TASK OBJECTIVE:
The answer must be a single number, namely how many lines in the entries below contain the string "path".

Top of DATA TO EXAMINE

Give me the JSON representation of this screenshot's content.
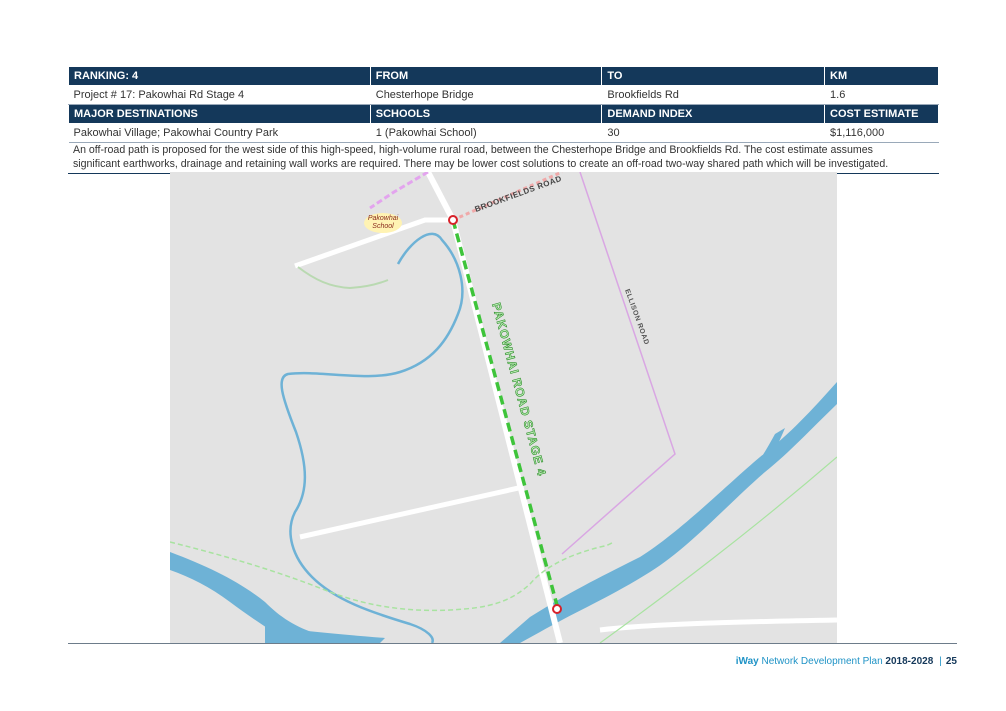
{
  "table": {
    "row1": {
      "ranking": "RANKING: 4",
      "from": "FROM",
      "to": "TO",
      "km": "KM"
    },
    "row2": {
      "project": "Project # 17: Pakowhai Rd Stage 4",
      "from": "Chesterhope Bridge",
      "to": "Brookfields Rd",
      "km": "1.6"
    },
    "row3": {
      "destinations": "MAJOR DESTINATIONS",
      "schools": "SCHOOLS",
      "demand": "DEMAND INDEX",
      "cost": "COST ESTIMATE"
    },
    "row4": {
      "destinations": "Pakowhai Village; Pakowhai Country Park",
      "schools": "1 (Pakowhai School)",
      "demand": "30",
      "cost": "$1,116,000"
    }
  },
  "description": {
    "line1": "An off-road path is proposed for the west side of this high-speed, high-volume rural road, between the Chesterhope Bridge and Brookfields Rd. The cost estimate assumes",
    "line2": "significant earthworks, drainage and retaining wall works are required. There may be lower cost solutions to create an off-road two-way shared path which will be investigated."
  },
  "map": {
    "school_label_1": "Pakowhai",
    "school_label_2": "School",
    "road_brookfields": "BROOKFIELDS ROAD",
    "road_stage4": "PAKOWHAI ROAD STAGE 4",
    "road_ellison": "ELLISON ROAD",
    "colors": {
      "land": "#e3e3e3",
      "road": "#ffffff",
      "river": "#6eb2d6",
      "proposed": "#3ec43a",
      "marker": "#d7212a"
    }
  },
  "footer": {
    "brand": "iWay",
    "plan": " Network Development Plan",
    "years": " 2018-2028",
    "sep": "|",
    "page": "25"
  }
}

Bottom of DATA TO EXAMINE

RESPONSE AREA:
2